- MAS is also working with our ASEAN peers to harmonise taxonomies and standards.
- There has been good progress in this space, with the development of the ASEAN Green, Social and Sustainability Bond Standards.
BUILD KNOWLEDGE AND CAPABILITIES IN SUSTAINABLE FINANCE
Our third area of focus is to build knowledge and capabilities in sustainable finance.
Portfolio managers and analysts need to be upskilled with the knowledge and capabilities to execute and evaluate sustainability investment strategies.
- They must develop a keen understanding of climate risk and its various possible effects.
- They must be able to design innovative ESG scoring methodologies, investment strategies, and product offerings.
- They must acquire the expertise needed to mitigate the risk of greenwashing.
MAS is working to anchor in Singapore relevant centres of excellence, think tanks, and research networks.
- We want to promote sustainability research tailored for Asia’s needs and the capacity to train a strong pipeline of professionals in green finance.
- The recent launch of the Singapore Green Finance Centre, a partnership between Singapore Management University and Imperial College Business School, is a major step in this direction.
I am pleased to announce two more developments on this front.
First, Moody’s Corporation is building a comprehensive suite of ESG resources out of Singapore to spearhead its sustainable finance agenda in the Asia-Pacific.
- Moody’s key initiatives in Singapore include:
- an ESG Centre of Excellence for investor outreach, engagement and training; and
- an ESG-focused Innovation Lab and Technology Accelerator to develop ESG analytical solutions and assessment tools in partnership with local FinTech firms.
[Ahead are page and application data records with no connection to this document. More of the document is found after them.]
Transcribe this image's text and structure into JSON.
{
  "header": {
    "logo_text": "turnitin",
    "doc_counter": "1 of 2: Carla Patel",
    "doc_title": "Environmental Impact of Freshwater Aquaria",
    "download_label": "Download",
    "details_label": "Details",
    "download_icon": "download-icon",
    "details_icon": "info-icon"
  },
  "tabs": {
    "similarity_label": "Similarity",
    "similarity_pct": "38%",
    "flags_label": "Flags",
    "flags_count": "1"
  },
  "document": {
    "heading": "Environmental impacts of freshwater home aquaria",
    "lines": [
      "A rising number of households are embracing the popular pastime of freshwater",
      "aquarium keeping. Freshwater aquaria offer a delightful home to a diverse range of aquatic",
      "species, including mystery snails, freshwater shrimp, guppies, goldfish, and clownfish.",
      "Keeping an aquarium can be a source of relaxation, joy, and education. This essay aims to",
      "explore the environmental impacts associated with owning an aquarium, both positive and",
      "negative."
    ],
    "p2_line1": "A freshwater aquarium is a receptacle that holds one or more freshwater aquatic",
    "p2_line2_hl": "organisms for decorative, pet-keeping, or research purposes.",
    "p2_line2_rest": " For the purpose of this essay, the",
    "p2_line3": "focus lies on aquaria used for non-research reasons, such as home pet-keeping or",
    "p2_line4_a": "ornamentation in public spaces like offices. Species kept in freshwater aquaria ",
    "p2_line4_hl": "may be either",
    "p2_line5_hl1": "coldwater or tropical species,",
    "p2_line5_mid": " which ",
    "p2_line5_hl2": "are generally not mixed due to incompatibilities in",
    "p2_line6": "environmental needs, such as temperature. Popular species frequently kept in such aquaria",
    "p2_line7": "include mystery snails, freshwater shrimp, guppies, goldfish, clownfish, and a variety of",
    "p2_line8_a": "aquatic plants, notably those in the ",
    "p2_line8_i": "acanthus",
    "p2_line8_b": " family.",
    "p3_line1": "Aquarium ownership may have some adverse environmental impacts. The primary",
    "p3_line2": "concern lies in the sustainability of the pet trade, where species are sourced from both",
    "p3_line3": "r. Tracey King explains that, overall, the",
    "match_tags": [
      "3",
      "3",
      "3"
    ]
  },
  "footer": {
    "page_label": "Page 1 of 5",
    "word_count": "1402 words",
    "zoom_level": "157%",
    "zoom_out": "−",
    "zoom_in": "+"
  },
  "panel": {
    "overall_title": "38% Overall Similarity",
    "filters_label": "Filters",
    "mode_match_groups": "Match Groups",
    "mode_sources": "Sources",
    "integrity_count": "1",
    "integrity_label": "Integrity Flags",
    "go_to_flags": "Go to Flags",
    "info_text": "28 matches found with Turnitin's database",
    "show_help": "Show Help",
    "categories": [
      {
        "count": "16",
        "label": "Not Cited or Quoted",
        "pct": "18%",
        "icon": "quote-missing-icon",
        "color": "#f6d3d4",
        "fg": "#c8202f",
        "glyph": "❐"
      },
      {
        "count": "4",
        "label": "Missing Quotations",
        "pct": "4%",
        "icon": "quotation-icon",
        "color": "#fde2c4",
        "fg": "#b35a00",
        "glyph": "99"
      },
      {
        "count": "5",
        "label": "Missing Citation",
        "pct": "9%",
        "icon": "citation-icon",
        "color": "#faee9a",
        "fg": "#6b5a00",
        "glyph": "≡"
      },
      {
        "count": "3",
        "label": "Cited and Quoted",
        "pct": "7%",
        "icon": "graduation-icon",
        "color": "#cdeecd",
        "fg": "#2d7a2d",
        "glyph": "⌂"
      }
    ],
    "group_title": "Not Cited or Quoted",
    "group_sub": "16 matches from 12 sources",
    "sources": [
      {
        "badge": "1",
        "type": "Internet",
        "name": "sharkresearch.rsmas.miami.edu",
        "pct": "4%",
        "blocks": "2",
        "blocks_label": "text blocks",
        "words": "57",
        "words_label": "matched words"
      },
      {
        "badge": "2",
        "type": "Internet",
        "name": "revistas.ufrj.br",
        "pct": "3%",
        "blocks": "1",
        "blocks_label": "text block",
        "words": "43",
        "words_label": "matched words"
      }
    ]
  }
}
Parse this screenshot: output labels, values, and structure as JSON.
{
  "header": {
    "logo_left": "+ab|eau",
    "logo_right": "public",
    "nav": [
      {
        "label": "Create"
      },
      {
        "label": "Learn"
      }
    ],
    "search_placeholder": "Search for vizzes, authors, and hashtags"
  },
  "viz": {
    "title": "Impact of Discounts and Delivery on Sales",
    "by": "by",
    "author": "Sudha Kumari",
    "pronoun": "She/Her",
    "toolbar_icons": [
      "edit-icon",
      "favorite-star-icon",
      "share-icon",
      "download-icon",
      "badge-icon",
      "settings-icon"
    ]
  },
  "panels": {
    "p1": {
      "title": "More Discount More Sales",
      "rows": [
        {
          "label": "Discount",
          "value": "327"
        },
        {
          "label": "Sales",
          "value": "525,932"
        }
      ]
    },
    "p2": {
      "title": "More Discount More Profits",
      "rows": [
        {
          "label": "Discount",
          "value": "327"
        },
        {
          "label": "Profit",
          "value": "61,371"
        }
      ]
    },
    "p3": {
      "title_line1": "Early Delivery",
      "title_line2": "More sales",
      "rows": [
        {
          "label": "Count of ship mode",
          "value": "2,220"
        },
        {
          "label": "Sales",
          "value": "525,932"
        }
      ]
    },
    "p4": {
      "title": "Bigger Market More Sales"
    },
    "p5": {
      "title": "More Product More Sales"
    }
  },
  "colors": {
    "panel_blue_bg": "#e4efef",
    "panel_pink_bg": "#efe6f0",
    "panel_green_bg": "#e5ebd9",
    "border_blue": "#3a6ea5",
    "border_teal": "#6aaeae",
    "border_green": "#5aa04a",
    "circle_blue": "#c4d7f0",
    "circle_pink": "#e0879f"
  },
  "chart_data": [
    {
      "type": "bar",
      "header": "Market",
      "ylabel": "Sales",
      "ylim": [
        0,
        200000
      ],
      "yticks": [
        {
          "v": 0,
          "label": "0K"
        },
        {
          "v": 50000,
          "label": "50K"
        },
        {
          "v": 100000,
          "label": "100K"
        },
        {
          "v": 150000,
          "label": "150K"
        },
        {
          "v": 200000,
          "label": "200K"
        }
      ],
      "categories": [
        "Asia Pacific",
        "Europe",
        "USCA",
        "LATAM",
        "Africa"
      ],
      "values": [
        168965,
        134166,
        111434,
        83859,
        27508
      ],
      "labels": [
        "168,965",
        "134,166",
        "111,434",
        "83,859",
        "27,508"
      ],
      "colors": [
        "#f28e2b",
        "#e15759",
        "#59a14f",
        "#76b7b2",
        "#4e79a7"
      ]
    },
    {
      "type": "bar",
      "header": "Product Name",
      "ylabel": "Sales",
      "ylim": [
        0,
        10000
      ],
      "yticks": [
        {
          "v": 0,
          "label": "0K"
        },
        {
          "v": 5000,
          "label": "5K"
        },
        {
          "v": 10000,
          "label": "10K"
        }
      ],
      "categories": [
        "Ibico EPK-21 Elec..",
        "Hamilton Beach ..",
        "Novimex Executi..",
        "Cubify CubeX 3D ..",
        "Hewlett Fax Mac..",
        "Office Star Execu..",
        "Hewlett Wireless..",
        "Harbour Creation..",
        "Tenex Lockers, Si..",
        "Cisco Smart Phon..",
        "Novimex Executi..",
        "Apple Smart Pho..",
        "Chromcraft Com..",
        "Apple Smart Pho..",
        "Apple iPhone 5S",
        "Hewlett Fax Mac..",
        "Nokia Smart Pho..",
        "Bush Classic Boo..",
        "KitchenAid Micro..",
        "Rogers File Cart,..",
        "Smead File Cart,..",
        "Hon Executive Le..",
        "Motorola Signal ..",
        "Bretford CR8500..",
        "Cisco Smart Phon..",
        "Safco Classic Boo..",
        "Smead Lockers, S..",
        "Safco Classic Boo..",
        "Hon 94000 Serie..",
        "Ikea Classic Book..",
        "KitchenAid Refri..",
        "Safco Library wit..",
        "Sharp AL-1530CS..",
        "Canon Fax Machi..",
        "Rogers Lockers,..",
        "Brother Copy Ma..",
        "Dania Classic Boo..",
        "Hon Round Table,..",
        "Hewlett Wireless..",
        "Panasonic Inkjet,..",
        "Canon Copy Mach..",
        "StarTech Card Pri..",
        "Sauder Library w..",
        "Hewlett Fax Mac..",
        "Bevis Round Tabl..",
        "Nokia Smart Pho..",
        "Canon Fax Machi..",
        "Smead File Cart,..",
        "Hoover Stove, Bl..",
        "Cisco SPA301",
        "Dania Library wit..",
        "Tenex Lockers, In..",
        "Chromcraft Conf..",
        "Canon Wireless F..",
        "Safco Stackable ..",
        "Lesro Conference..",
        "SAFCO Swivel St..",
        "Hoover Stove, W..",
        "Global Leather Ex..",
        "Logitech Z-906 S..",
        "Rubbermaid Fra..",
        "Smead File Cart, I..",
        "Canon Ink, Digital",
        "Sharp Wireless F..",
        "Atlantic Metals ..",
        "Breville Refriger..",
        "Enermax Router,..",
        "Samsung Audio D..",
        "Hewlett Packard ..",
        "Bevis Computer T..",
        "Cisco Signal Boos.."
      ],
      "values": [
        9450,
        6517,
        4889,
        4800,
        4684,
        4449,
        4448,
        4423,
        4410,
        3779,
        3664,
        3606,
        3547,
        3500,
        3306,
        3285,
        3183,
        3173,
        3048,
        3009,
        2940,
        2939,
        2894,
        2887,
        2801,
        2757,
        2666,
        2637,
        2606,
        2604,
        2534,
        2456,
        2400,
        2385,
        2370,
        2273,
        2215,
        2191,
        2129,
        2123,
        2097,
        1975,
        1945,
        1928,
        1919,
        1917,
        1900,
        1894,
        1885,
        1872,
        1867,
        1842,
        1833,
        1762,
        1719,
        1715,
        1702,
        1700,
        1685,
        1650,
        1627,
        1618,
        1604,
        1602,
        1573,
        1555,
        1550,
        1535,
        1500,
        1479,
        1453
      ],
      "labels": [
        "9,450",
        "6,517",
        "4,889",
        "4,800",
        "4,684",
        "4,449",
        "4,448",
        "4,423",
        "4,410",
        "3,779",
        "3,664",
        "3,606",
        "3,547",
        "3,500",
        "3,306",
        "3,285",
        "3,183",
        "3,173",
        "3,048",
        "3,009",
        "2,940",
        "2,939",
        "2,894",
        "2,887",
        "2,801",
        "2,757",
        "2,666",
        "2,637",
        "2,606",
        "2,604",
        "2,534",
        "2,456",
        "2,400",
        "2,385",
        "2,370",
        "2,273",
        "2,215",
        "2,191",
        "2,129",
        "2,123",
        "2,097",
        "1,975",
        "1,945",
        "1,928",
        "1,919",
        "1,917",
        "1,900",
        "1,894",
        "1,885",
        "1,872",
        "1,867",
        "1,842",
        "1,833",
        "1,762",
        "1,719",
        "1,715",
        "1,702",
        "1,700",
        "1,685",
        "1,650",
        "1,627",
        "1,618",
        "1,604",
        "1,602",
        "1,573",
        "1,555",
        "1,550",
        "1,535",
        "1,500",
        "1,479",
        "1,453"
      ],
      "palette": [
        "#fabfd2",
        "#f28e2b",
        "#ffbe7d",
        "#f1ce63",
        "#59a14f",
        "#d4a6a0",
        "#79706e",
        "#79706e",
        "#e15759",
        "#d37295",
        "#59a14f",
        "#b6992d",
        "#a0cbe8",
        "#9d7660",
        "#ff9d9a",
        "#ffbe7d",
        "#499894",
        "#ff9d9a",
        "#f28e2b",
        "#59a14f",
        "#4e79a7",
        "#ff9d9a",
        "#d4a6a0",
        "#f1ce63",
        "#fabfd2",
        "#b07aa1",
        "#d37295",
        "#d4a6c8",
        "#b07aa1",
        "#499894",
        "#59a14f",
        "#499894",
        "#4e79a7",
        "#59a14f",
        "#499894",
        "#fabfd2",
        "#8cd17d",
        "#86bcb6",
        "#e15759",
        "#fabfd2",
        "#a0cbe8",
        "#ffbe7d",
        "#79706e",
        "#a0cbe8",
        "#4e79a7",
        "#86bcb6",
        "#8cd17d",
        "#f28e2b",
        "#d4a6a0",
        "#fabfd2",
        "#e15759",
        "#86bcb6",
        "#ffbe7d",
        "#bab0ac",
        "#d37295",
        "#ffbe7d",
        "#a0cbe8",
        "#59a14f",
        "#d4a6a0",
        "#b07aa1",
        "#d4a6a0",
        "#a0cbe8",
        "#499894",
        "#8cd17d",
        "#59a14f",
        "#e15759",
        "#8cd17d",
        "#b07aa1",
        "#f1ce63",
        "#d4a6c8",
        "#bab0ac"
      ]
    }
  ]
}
- Moody’s will also dedicate significant ESG resources in Singapore to:
- provide end-to-end sustainability solutions for companies and sovereigns; and
- deepen ESG insights in the Asia-Pacific for existing credit ratings and risk management frameworks.
- Moody’s new ESG efforts will help position Singapore as a leading international centre for ESG finance and investment.
Second, the Sustainable Finance Institute Asia (SFIA) has established its headquarters in Singapore.
- SFIA, an independent research and capacity building institute, aims to support the implementation of sustainable finance policy initiatives in Asia.
- SFIA is partnering the investment community to develop an AI-driven ESG information tool to harness qualitative data at scale to support investment decisions relating to Asian assets.
- It is already in discussions with several asset managers and financial institutions on a proof of concept.
- SFIA is a strong addition to Singapore’s ESG eco-system.
The transition to a net-zero economy is the greatest collective endeavour humanity must undertake in the decades ahead.
- How capital is allocated to support this endeavour will be critical to the outcome.
- As owners and stewards of capital, you have a great responsibility – to direct investments to activities that promote sustainable development.
Together, let us make the future of capital green.